6. Perform actively
Don’t play looking down at your instrument, only raising your head when you hear a coin falling. Perform actively, that is: standing, dancing, or sitting if you need to but always looking at people. Acknowledge your listeners. Try to get them into your music with a smile. Don’t close your eyes all the time. Engage. If you’re shy, it’s the moment to fight against your natural inclination. People may or may not respond to your smile but it’s a first step towards the other. It will also allow you to judge your environment and see if anyone’s trying to steal away from you (remember the opening scene of Once? It never happened to me but I’m pretty sure a lot of buskers experienced theft of their hard-earned cash).
7. Acknowledge your benefactor!
This person may be rewarding you for your voice, your song, the emotion you gave them, because you look good or because what you said made them smile or resonated with something they’re going through. Acknowledge them with a smile when you’re playing or a nod and with a thank you if you can in between songs. If you’re not in the middle of a song, don’t be shy to talk to them. They’ll appreciate it. And don’t be afraid to ask…
8. Do your marketing
… your generous donators to put their name on your mailing list. Tell them they’ll get a free track in exchange.
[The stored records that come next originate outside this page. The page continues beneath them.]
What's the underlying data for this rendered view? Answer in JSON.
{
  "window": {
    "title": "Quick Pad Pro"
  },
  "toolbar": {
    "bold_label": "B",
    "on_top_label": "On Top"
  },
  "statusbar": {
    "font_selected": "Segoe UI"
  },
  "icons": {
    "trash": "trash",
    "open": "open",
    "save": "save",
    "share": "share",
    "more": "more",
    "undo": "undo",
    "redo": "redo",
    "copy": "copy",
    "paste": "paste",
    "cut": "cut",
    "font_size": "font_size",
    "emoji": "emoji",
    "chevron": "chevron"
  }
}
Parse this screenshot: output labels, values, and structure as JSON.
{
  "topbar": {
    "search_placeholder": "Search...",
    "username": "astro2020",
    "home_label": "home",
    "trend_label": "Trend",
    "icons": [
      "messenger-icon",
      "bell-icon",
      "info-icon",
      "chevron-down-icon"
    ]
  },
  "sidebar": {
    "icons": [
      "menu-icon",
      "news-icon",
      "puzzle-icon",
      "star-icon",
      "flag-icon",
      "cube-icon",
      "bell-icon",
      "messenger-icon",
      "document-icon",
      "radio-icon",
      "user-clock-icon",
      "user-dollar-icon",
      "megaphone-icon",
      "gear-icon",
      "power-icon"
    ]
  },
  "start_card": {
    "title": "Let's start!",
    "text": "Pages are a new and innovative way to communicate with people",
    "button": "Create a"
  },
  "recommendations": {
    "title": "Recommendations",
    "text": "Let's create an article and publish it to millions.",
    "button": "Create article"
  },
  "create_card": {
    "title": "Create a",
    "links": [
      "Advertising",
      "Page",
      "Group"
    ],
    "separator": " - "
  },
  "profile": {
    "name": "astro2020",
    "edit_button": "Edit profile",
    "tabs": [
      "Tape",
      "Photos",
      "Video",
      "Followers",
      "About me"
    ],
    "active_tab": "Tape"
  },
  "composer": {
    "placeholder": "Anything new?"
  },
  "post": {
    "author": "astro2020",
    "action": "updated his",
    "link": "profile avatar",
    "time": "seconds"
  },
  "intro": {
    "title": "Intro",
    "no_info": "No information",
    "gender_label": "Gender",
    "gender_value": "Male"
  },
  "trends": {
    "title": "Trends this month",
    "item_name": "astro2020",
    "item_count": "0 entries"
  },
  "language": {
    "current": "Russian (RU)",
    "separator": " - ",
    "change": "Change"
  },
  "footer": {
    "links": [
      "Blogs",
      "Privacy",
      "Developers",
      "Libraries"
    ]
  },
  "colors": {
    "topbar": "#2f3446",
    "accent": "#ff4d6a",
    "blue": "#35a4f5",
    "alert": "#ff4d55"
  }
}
Or have leaflets ready for them to pick up. Have banners showing your name and your website. Use this platform to show your brand (i.e. your artist name). There’s a chance people passing by several time during the day will notice and remember your name. Tell them to take pictures and post them on your Facebook page. Engage!
9. Be friendly to other buskers
Especially in big cities, there might be well established buskers or busy areas where all the buskers converge cos they know they’ll make a lot of money. For example Grafton St in Dublin or the Harbour in Sydney. Here the pitches are more disputed and you need to come early.
If your pitch is already taken, don’t hesitate to come and ask the busker in place how long he’s planning to stay and when you can come back. Otherwise go somewhere else. Always be friendly. The same chap might keep your spot for you when you come back and you should do the same for him if he asks that of you. You can even collaborate and share the revenues.
10. Choose your pitch well
This comes from experience. You should choose a place where there are a lot of passers-by but not too much (avoid rush hours), where people can sit and listen to your music, where you can be heard well (avoid places where there is work going on or other buskers 100m from you).
Sometimes picking up an unusual location can pay. Don’t go perform in the subway if you’re not licensed unless you want to be fined. My personal trick (given by another busker friend of mine before I left) was to set up on street corners where passers-by have to listen to you before they cross the street. However, it can be dangerous to be right at the corner where traffic is just behind you. So I remember being told to go somewhere else by an agent.
Also, moments are crucial. Playing at night can be tricky if you’re too loud or if you’re surrounded by drunkards. If you’re ok with it, go ahead; it could bring you a super hat. In any case, experiment with places and times.
Now off you go and don’t forget the essential: have fun performing. If you do, others will see it, you will have a good time and they too and at the end of the day, that’s what matters most. Much more than the size of your hat!